On Sept. 26, 2019, the Supreme People’s Court of the People’s Republic of China announced that a previously signed (on April 2, 2019) arrangement between Mainland China and Hong Kong the Interim Measures in Aid of Arbitral Proceedings by the Courts of the Mainland and of the Hong Kong Special Administrative Region concerning Mutual Assistance (the Arrangement) would take effect Oct. 1, 2019. Prior to the Arrangement, Mainland China courts did not grant interim measures in aid of arbitration unless the arbitration was seated in Mainland China. Now, with the Arrangement, the Mainland courts are empowered to grant interim measures (property preservation, evidence preservation, and conduct preservation) in aid of Hong Kong-seated arbitrations administered by qualified institutions. Six institutions are listed as qualified: the Hong Kong International Arbitration Centre, the International Court of Arbitration of the International Chamber of Commerce – Asia Office, the Hong Kong Maritime Arbitration Group, China International Economic and Trade Arbitration Commission Hong Kong Arbitration Center, South China International Arbitration Centre (Hong Kong), and eBRAM International Online Dispute Resolution Centre. The list may be updated with further applications for qualifying institutions.
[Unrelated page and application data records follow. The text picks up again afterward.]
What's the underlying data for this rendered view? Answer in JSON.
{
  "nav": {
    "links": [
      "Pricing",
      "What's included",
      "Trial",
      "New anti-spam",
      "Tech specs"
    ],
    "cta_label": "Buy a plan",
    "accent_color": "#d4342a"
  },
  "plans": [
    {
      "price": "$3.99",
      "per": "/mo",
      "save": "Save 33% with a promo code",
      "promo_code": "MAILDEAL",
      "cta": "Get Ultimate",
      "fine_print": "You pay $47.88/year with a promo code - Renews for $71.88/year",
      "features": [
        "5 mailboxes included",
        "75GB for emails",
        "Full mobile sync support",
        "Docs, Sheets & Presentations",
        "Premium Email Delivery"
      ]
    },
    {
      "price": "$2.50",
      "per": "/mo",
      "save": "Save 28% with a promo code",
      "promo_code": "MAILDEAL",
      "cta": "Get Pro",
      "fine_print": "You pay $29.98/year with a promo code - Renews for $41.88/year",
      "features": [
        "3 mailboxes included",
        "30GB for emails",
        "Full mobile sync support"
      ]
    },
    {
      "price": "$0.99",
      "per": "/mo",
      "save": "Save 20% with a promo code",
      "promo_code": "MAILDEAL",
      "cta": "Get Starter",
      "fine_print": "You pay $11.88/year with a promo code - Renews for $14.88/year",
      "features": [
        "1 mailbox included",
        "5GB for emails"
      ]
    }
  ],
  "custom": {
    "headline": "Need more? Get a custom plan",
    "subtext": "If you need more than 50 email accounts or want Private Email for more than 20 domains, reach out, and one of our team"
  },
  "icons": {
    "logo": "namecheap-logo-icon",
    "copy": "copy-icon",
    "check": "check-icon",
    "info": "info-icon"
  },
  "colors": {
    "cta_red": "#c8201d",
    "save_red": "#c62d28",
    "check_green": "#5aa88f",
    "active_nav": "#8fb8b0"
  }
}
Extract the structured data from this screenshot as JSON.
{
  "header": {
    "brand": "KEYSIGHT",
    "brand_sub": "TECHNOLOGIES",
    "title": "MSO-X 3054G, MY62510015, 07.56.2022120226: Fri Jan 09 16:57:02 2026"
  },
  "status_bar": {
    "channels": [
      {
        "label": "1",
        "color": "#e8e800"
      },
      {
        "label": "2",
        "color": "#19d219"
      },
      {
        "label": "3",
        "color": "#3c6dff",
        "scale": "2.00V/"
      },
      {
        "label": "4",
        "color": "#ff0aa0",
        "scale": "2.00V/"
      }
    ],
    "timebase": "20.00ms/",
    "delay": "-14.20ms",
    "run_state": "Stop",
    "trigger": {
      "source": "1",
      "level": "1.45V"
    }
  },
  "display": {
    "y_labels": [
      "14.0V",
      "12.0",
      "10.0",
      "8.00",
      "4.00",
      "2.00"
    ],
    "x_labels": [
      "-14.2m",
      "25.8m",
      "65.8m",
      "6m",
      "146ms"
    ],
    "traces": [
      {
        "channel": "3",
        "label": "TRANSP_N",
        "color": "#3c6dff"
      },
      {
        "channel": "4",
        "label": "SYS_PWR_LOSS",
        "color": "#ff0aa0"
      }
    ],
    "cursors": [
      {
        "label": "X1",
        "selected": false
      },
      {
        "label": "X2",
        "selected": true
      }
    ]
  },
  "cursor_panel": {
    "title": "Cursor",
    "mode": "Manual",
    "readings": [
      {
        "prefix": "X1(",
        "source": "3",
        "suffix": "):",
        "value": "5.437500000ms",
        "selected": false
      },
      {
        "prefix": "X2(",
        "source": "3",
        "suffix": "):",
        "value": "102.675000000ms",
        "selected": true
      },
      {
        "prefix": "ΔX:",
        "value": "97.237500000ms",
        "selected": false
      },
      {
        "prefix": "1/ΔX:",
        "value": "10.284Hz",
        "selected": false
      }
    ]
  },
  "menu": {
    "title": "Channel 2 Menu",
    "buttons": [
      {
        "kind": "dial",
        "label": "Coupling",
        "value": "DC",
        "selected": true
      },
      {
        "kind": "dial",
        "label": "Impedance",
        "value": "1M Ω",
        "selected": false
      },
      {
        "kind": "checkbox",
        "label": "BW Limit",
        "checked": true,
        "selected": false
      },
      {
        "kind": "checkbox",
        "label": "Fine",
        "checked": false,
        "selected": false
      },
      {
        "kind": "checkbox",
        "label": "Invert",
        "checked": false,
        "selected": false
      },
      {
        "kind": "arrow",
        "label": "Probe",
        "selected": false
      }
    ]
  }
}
Although the Arrangement is labeled “mutual assistance,” the real change brought by implementation of the Arrangement is that the Mainland courts are obliged to order interim measures in aid of Hong Kong arbitral proceedings. The reciprocal undertaking by Hong Kong has been long granted, because the Hong Kong Arbitration Ordinance has empowered the Hong Kong courts to grant interim measures in relation to any arbitral proceedings commenced in or outside Hong Kong, including in Mainland China.

To apply for interim measures, applicants will need to submit an application to the relevant arbitral institution. The arbitral institution is responsible for forwarding the application to the appropriate Mainland court. Such Mainland court should be the Intermediate People’s Court in connection with the respondent’s residence or where the property or evidence is situated. Because the referral from the Hong Kong arbitral institution to the Mainland court may cause delay in practice, the Arrangement allows the applicant to submit the application directly to the relevant Mainland court with certain conditions. If the applicant’s identity material is formed outside the Mainland China, then the relevant certificates should be provided.

The Shanghai Maritime Court issued the first order on Oct. 8, 2019, granted under the Arrangement.

* This GT Newsletter is limited to non-U.S. matters and law.